### What the task asks
Scan the entries for the word "files". Every line that has it should be copied.

[Component data from apps and pages]
|---|
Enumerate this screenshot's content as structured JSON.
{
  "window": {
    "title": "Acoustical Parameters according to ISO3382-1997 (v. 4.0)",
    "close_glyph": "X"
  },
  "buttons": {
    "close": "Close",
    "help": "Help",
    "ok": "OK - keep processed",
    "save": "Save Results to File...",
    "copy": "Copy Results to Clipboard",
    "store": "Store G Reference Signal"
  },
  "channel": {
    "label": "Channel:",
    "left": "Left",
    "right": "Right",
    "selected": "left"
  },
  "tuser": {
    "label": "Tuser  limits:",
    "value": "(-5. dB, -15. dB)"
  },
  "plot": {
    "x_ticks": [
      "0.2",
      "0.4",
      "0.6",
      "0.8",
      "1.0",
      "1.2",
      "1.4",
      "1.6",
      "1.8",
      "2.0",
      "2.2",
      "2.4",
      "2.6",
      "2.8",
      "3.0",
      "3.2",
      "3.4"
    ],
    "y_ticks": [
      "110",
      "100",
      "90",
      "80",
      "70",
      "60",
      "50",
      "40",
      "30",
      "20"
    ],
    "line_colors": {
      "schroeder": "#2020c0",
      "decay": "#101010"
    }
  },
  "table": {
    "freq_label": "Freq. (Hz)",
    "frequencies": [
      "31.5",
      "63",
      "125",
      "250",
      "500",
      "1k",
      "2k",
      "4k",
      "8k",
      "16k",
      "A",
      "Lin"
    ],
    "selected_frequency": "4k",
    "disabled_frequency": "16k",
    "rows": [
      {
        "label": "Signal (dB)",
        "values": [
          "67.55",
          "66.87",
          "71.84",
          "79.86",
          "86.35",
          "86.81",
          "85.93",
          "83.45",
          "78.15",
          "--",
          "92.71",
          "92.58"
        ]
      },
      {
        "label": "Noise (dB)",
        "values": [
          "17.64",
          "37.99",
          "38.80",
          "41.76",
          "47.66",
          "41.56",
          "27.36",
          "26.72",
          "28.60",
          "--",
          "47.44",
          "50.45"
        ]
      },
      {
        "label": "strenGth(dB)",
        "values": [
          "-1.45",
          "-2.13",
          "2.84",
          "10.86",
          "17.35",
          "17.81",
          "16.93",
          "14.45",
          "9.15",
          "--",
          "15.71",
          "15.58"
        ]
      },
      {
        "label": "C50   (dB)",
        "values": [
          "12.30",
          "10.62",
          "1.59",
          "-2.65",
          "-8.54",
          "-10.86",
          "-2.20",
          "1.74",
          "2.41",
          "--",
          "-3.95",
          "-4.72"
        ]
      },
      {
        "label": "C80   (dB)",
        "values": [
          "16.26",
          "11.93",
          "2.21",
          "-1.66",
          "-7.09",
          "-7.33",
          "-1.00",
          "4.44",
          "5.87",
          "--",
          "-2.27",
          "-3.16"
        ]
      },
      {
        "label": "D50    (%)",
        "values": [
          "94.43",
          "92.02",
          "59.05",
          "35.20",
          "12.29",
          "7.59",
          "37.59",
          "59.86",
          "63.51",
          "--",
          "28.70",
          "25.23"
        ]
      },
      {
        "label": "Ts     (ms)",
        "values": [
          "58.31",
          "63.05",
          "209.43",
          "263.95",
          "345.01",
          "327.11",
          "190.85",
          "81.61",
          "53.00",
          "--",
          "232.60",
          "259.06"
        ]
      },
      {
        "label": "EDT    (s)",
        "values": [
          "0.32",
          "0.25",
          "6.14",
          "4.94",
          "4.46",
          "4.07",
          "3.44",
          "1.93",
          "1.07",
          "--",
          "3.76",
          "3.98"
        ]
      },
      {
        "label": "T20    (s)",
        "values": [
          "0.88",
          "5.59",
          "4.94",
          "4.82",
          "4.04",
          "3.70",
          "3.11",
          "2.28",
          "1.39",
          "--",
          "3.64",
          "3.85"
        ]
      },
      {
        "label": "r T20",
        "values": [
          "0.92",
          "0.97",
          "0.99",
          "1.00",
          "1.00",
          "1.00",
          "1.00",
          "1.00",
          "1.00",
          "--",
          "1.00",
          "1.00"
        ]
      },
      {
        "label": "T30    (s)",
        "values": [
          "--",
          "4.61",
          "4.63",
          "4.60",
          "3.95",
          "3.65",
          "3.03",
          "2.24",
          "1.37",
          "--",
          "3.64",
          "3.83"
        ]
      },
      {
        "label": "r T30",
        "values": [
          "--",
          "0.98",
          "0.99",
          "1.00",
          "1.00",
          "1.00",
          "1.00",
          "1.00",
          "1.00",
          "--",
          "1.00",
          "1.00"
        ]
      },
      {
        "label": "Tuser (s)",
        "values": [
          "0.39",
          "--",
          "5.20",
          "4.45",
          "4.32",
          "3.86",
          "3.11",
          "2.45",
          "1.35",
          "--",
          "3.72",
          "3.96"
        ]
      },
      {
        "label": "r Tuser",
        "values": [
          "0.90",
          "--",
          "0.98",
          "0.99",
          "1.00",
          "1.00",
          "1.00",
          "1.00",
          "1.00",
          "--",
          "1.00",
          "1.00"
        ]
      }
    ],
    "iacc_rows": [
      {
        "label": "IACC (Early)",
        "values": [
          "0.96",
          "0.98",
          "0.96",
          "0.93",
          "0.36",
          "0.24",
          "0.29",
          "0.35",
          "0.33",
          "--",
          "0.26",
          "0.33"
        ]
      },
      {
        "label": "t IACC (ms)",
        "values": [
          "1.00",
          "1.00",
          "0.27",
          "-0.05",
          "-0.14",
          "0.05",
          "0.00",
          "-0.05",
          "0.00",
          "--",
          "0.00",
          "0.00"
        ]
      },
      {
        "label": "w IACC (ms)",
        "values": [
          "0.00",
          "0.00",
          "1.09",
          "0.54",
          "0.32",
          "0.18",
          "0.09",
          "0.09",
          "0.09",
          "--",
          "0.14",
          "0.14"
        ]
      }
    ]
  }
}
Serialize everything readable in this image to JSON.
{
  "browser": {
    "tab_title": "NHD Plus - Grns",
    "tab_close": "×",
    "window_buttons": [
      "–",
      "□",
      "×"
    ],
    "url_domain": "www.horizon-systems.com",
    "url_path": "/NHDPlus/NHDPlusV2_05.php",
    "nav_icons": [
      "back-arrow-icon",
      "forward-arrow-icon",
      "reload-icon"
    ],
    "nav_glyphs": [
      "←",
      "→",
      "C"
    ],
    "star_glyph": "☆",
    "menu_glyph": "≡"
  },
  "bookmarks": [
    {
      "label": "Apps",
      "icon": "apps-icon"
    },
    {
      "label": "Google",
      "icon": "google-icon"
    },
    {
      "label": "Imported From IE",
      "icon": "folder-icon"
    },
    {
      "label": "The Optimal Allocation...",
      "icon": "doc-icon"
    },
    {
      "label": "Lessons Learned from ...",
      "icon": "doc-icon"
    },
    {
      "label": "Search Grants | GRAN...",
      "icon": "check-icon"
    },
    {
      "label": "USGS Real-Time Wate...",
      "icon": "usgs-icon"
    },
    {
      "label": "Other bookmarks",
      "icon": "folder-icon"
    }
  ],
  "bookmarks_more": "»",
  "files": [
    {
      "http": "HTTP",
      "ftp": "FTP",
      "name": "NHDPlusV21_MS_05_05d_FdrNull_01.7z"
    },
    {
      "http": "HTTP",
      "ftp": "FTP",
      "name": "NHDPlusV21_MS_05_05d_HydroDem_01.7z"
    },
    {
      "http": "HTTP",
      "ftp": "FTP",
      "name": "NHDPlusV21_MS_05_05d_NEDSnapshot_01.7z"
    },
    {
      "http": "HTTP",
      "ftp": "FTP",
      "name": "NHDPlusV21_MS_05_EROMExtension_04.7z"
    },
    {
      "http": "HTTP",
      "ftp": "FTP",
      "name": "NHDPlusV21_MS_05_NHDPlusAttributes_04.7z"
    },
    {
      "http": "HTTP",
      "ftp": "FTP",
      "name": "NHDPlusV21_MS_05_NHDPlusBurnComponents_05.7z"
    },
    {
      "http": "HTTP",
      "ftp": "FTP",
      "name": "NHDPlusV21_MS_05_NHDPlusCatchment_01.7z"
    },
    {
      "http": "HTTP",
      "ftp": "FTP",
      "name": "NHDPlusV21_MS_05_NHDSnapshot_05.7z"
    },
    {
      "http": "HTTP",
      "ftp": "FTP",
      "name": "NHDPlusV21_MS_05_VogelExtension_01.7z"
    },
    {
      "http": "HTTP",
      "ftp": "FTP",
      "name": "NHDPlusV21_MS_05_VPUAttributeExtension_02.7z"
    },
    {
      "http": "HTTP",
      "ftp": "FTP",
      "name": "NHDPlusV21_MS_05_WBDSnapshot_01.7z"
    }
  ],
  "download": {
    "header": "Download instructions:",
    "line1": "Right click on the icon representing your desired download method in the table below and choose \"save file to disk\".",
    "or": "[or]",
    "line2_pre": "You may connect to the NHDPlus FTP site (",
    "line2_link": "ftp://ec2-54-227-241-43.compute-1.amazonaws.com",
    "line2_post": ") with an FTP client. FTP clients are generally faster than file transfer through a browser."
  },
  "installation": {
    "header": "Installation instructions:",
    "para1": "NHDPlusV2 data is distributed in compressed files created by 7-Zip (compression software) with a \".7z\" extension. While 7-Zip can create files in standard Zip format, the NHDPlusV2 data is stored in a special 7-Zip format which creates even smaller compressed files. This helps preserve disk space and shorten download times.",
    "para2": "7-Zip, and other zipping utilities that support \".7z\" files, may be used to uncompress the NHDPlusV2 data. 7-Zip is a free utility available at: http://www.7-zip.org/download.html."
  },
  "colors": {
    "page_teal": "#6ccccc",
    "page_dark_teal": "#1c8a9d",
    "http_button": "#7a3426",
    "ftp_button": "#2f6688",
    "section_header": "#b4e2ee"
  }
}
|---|
### Written reply
  "files": [
    "para1": "NHDPlusV2 data is distributed in compressed files created by 7-Zip (compression software) with a \".7z\" extension. While 7-Zip can create files in standard Zip format, the NHDPlusV2 data is stored in a special 7-Zip format which creates even smaller compressed files. This helps preserve disk space and shorten download times.",
    "para2": "7-Zip, and other zipping utilities that support \".7z\" files, may be used to uncompress the NHDPlusV2 data. 7-Zip is a free utility available at: http://www.7-zip.org/download.html."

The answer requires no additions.